## [About this task]
Reproduce, exactly and in full, the records that follow, minus any pictures.

## [Data to process]
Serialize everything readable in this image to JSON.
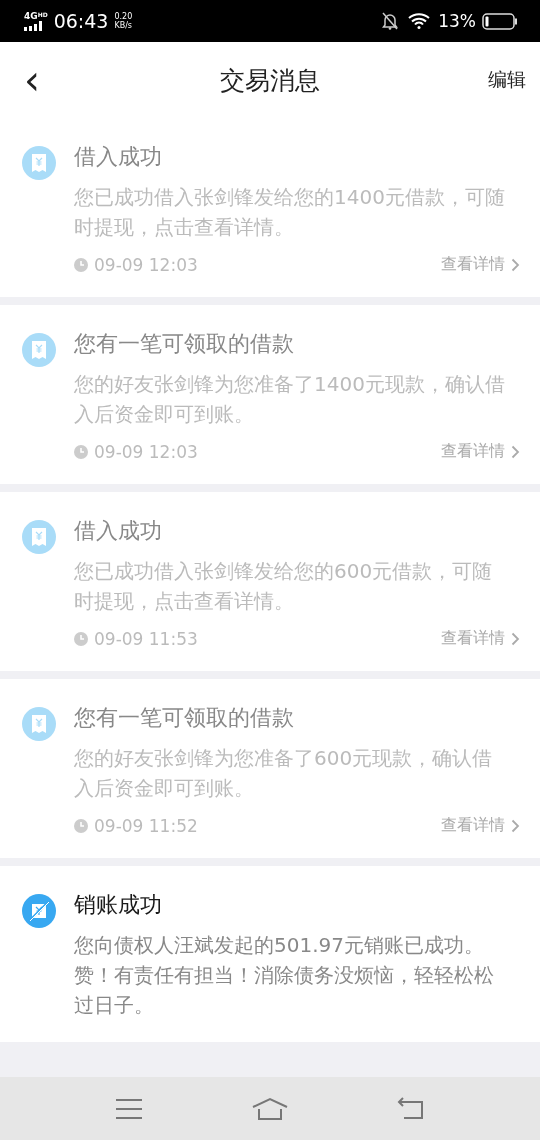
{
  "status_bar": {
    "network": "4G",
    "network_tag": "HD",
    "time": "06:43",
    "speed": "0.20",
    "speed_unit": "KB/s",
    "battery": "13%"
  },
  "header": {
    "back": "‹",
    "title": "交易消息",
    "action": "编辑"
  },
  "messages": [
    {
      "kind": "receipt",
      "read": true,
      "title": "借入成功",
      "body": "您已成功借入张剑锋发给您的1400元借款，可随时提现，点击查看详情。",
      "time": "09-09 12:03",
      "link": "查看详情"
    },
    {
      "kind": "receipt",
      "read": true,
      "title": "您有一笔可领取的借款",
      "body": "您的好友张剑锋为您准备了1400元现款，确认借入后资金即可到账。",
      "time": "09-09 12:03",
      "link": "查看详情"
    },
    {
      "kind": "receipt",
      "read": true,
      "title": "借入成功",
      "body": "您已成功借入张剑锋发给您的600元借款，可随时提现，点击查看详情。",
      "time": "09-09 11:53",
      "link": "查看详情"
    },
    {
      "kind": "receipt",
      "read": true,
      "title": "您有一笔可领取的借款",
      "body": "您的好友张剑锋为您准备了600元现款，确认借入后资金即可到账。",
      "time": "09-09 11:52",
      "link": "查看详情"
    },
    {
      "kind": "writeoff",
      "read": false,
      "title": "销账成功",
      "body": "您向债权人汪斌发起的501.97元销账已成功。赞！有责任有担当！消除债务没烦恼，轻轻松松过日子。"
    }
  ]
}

## [Response for this exercise]
Serialize everything readable in this image to JSON.
{
  "status_bar": {
    "network": "4G",
    "network_tag": "HD",
    "time": "06:43",
    "speed": "0.20",
    "speed_unit": "KB/s",
    "battery": "13%"
  },
  "header": {
    "back": "‹",
    "title": "交易消息",
    "action": "编辑"
  },
  "messages": [
    {
      "kind": "receipt",
      "read": true,
      "title": "借入成功",
      "body": "您已成功借入张剑锋发给您的1400元借款，可随时提现，点击查看详情。",
      "time": "09-09 12:03",
      "link": "查看详情"
    },
    {
      "kind": "receipt",
      "read": true,
      "title": "您有一笔可领取的借款",
      "body": "您的好友张剑锋为您准备了1400元现款，确认借入后资金即可到账。",
      "time": "09-09 12:03",
      "link": "查看详情"
    },
    {
      "kind": "receipt",
      "read": true,
      "title": "借入成功",
      "body": "您已成功借入张剑锋发给您的600元借款，可随时提现，点击查看详情。",
      "time": "09-09 11:53",
      "link": "查看详情"
    },
    {
      "kind": "receipt",
      "read": true,
      "title": "您有一笔可领取的借款",
      "body": "您的好友张剑锋为您准备了600元现款，确认借入后资金即可到账。",
      "time": "09-09 11:52",
      "link": "查看详情"
    },
    {
      "kind": "writeoff",
      "read": false,
      "title": "销账成功",
      "body": "您向债权人汪斌发起的501.97元销账已成功。赞！有责任有担当！消除债务没烦恼，轻轻松松过日子。"
    }
  ]
}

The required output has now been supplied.